**WHAT YOU SHOULD DO**
Filter the entries that follow, copying every line in which the word "Competencies" appears.

•••

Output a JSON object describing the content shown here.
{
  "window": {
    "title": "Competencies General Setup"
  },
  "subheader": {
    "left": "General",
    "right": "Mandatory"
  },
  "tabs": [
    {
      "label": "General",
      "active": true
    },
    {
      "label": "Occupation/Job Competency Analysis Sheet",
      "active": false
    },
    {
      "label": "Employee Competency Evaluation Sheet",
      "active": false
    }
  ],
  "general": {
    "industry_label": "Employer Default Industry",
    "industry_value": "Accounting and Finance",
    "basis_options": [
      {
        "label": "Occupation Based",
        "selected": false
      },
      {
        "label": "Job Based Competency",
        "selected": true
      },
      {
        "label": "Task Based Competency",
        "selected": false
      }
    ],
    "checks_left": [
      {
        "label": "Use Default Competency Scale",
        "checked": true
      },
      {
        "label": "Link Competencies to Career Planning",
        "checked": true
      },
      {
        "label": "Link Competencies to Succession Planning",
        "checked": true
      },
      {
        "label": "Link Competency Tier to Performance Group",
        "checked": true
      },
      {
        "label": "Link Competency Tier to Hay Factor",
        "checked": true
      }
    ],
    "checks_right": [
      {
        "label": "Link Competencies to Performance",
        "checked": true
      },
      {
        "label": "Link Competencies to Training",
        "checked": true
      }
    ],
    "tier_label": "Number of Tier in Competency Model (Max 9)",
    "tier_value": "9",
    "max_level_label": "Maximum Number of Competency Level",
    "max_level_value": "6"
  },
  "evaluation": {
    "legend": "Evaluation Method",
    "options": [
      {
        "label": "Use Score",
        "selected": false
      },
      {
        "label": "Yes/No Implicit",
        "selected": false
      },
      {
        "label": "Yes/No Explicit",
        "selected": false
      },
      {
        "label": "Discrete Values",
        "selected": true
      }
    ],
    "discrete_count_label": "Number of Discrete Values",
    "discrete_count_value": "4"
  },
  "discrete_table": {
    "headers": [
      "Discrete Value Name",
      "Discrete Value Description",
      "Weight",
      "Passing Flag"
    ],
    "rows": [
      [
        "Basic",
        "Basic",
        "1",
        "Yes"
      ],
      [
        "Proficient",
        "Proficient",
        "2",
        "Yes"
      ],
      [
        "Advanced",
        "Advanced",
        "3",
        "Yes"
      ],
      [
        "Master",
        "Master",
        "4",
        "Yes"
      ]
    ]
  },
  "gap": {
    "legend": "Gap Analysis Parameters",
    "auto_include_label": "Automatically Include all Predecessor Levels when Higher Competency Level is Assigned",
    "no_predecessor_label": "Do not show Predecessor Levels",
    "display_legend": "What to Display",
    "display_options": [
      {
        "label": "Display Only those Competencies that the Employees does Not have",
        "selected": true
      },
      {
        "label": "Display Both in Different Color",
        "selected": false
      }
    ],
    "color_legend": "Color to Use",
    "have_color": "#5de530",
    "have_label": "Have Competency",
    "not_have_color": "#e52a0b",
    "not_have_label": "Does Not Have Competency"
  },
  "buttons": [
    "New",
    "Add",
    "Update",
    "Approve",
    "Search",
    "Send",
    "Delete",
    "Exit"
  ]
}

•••

**YOUR RESPONSE**
    "title": "Competencies General Setup"
        "label": "Link Competencies to Career Planning",
        "label": "Link Competencies to Succession Planning",
        "label": "Link Competencies to Performance",
        "label": "Link Competencies to Training",
        "label": "Display Only those Competencies that the Employees does Not have",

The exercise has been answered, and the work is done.